• _What you will do_
Make an exact copy of every entry, leaving the pictures out.

• _Data records_
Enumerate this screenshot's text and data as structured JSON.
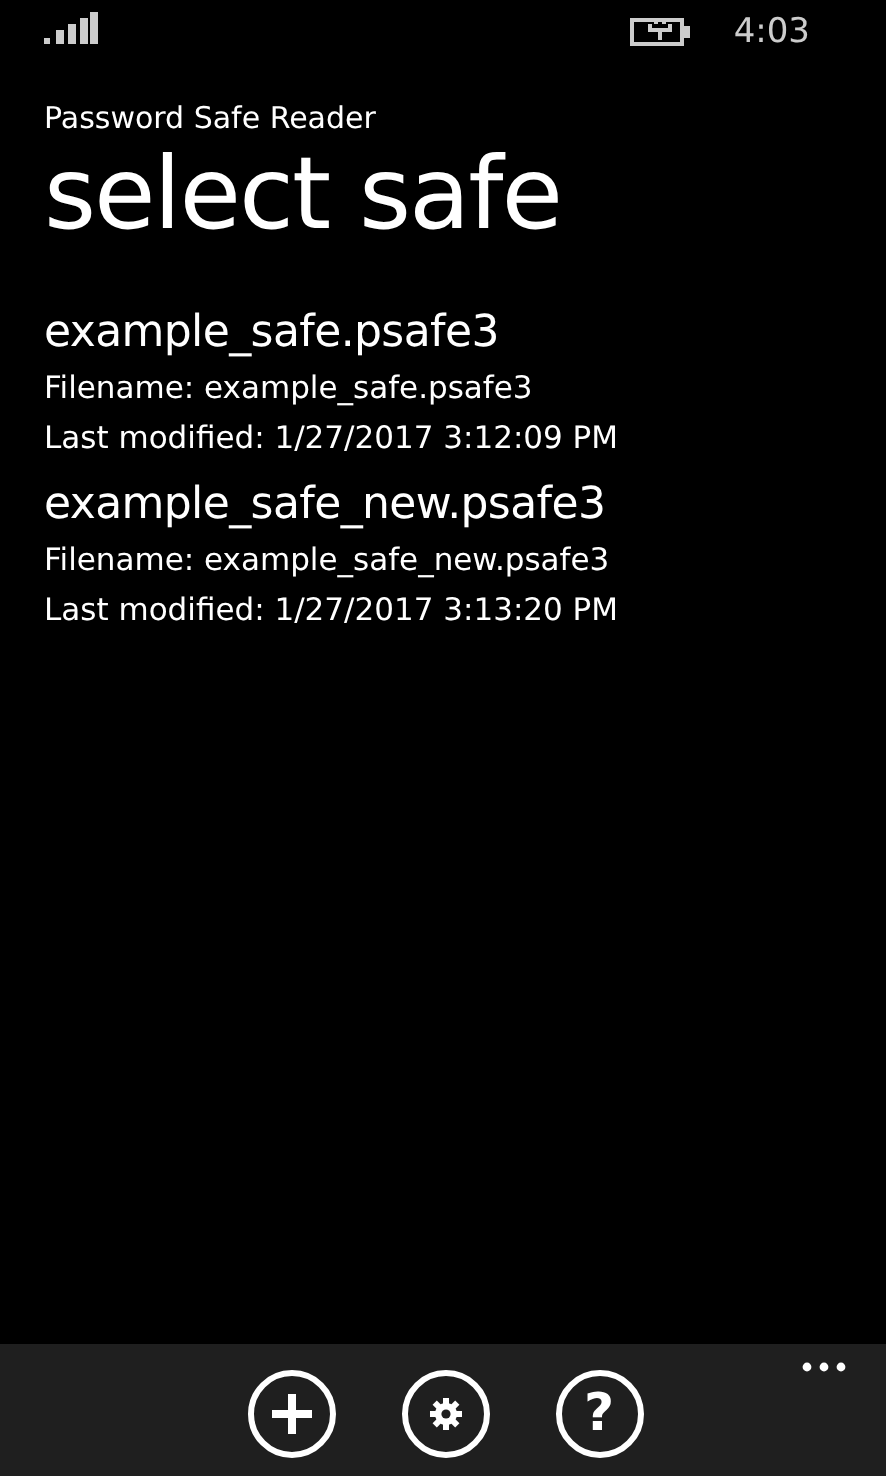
{
  "status_bar": {
    "time": "4:03"
  },
  "app": {
    "title": "Password Safe Reader",
    "page_title": "select safe"
  },
  "safes": [
    {
      "name": "example_safe.psafe3",
      "filename": "Filename: example_safe.psafe3",
      "modified": "Last modified: 1/27/2017 3:12:09 PM"
    },
    {
      "name": "example_safe_new.psafe3",
      "filename": "Filename: example_safe_new.psafe3",
      "modified": "Last modified: 1/27/2017 3:13:20 PM"
    }
  ],
  "app_bar": {
    "buttons": [
      {
        "kind": "add"
      },
      {
        "kind": "settings"
      },
      {
        "kind": "help",
        "label": "?"
      }
    ]
  }
}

• _Exercise response_
Enumerate this screenshot's text and data as structured JSON.
{
  "status_bar": {
    "time": "4:03"
  },
  "app": {
    "title": "Password Safe Reader",
    "page_title": "select safe"
  },
  "safes": [
    {
      "name": "example_safe.psafe3",
      "filename": "Filename: example_safe.psafe3",
      "modified": "Last modified: 1/27/2017 3:12:09 PM"
    },
    {
      "name": "example_safe_new.psafe3",
      "filename": "Filename: example_safe_new.psafe3",
      "modified": "Last modified: 1/27/2017 3:13:20 PM"
    }
  ],
  "app_bar": {
    "buttons": [
      {
        "kind": "add"
      },
      {
        "kind": "settings"
      },
      {
        "kind": "help",
        "label": "?"
      }
    ]
  }
}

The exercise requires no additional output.